Task goal
Would you write out all of the records that follow, exactly as they stand?
*** Task input ***
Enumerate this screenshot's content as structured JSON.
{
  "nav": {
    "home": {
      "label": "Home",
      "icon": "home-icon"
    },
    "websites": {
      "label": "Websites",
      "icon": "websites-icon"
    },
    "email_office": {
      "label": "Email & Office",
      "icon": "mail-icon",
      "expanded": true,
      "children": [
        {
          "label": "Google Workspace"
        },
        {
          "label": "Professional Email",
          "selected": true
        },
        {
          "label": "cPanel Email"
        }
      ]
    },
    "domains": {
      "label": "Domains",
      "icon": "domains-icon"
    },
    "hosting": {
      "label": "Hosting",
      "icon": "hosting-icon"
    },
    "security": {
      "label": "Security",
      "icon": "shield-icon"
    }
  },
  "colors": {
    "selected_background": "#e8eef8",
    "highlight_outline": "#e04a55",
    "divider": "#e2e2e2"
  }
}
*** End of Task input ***
Answer for the task
Enumerate this screenshot's content as structured JSON.
{
  "nav": {
    "home": {
      "label": "Home",
      "icon": "home-icon"
    },
    "websites": {
      "label": "Websites",
      "icon": "websites-icon"
    },
    "email_office": {
      "label": "Email & Office",
      "icon": "mail-icon",
      "expanded": true,
      "children": [
        {
          "label": "Google Workspace"
        },
        {
          "label": "Professional Email",
          "selected": true
        },
        {
          "label": "cPanel Email"
        }
      ]
    },
    "domains": {
      "label": "Domains",
      "icon": "domains-icon"
    },
    "hosting": {
      "label": "Hosting",
      "icon": "hosting-icon"
    },
    "security": {
      "label": "Security",
      "icon": "shield-icon"
    }
  },
  "colors": {
    "selected_background": "#e8eef8",
    "highlight_outline": "#e04a55",
    "divider": "#e2e2e2"
  }
}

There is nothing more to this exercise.